Dataset rows for apps and sites:
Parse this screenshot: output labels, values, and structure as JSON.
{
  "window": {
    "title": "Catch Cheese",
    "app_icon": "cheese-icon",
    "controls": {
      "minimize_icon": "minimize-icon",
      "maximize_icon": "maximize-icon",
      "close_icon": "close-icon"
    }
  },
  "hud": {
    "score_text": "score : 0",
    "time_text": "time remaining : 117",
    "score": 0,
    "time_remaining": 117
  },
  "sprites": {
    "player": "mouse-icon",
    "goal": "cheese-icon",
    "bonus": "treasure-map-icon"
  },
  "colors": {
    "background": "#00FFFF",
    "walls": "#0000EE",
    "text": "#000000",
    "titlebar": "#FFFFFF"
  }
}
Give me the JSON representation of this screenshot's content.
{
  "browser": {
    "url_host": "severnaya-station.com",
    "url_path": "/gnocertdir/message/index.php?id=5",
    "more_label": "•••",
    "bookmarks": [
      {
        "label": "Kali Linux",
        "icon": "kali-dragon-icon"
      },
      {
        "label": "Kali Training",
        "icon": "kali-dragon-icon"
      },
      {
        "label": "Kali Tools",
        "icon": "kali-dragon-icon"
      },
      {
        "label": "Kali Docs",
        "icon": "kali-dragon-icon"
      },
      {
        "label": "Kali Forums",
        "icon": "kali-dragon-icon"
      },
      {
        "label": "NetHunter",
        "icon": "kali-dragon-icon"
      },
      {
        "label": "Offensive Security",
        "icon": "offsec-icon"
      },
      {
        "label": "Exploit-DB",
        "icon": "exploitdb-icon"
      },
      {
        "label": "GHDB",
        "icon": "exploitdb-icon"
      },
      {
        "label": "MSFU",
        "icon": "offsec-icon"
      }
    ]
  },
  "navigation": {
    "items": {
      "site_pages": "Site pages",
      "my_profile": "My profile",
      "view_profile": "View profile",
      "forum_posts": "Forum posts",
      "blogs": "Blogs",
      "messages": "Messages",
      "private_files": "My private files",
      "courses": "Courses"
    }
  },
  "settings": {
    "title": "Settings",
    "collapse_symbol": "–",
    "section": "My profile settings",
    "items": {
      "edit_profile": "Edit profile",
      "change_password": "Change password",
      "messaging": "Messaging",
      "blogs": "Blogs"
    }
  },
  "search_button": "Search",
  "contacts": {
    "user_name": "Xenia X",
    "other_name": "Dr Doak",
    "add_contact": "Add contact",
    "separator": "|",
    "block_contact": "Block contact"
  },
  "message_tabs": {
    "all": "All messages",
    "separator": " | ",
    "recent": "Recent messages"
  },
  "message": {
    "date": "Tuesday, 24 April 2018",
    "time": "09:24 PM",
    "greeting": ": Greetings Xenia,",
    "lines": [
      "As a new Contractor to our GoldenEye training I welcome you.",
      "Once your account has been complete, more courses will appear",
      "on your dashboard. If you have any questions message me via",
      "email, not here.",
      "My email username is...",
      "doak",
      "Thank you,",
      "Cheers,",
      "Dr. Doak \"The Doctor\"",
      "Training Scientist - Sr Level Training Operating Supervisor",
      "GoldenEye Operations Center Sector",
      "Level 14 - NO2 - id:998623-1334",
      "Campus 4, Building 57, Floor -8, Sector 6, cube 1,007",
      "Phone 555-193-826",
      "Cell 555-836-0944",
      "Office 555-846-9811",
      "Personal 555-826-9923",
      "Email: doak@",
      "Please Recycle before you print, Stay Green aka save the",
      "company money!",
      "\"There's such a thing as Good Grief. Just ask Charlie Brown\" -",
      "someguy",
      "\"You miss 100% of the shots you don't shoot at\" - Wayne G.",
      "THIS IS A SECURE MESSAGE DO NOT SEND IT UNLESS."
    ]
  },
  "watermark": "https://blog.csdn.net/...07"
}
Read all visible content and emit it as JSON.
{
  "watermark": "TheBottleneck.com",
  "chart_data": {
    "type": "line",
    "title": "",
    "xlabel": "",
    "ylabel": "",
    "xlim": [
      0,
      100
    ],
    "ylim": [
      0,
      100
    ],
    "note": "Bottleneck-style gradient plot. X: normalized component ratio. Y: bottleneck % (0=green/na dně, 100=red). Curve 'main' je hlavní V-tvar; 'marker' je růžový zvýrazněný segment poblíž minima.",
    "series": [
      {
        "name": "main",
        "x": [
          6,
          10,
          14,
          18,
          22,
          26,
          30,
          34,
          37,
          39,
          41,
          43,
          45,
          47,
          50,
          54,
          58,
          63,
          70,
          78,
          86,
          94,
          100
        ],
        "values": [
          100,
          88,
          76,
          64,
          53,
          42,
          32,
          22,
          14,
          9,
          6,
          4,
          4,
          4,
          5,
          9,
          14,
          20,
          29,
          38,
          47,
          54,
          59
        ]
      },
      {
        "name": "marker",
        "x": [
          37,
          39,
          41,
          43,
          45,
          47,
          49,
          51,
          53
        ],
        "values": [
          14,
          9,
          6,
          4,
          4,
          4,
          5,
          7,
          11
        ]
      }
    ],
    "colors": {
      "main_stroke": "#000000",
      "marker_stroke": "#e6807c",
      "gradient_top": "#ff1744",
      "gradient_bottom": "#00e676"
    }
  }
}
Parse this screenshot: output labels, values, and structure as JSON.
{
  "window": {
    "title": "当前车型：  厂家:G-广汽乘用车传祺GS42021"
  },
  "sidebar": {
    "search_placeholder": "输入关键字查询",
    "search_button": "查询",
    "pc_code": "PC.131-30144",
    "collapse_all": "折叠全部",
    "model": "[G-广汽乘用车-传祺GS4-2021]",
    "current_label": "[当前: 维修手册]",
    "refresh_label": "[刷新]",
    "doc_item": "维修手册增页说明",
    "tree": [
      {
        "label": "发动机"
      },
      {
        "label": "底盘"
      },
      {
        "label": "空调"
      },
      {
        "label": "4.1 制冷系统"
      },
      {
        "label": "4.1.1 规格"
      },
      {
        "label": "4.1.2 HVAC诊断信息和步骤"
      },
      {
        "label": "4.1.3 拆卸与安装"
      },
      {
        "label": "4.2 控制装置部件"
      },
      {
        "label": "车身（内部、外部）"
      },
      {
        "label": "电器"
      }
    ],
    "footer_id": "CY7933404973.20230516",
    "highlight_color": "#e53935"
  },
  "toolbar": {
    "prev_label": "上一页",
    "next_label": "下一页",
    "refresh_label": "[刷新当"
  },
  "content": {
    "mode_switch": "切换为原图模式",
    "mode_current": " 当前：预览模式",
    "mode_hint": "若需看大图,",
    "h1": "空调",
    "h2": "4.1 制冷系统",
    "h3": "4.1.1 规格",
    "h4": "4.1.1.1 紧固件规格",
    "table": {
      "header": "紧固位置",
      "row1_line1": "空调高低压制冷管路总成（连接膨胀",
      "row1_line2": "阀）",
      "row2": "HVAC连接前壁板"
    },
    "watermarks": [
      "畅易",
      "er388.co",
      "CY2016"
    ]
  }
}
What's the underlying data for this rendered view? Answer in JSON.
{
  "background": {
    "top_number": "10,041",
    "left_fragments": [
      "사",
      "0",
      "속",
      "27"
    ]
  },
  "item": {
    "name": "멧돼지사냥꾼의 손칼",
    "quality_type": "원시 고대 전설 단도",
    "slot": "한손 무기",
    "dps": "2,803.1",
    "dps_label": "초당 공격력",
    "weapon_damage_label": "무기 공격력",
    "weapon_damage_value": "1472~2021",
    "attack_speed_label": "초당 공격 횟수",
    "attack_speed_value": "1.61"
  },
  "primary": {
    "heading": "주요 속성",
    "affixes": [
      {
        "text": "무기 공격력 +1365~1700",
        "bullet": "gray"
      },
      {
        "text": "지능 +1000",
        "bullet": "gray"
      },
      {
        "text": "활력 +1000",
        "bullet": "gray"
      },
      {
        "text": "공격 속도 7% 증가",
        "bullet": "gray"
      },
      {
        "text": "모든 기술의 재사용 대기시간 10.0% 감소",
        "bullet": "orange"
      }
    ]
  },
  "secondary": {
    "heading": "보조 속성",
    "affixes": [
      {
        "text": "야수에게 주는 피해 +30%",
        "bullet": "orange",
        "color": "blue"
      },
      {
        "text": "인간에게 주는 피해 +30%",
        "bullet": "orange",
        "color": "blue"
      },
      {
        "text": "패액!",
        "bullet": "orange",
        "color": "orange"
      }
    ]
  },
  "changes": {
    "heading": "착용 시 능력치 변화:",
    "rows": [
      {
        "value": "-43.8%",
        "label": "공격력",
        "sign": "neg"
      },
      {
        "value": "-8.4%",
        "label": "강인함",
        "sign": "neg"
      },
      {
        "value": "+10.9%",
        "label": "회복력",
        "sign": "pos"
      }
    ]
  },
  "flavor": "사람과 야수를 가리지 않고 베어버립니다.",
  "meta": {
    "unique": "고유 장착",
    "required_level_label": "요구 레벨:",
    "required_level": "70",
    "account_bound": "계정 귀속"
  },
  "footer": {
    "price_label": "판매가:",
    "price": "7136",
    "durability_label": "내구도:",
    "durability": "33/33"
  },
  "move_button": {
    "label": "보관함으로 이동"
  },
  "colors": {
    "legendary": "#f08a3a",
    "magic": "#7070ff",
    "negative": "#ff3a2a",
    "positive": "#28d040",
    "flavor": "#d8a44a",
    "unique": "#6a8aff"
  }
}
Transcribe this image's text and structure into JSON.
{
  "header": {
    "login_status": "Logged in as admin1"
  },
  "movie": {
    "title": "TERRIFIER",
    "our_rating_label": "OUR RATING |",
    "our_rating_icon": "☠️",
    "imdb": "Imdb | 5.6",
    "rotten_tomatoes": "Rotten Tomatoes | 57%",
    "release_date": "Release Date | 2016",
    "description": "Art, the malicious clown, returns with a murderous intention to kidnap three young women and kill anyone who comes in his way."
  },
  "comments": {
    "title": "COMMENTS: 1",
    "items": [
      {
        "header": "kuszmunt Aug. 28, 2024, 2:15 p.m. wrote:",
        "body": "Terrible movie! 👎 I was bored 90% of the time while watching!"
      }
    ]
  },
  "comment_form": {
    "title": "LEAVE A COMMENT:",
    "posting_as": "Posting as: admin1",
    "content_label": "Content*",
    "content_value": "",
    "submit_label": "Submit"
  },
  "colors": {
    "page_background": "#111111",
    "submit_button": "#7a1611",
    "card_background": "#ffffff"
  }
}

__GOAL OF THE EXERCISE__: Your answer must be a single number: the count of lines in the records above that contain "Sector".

__ANSWER SECTION__: 2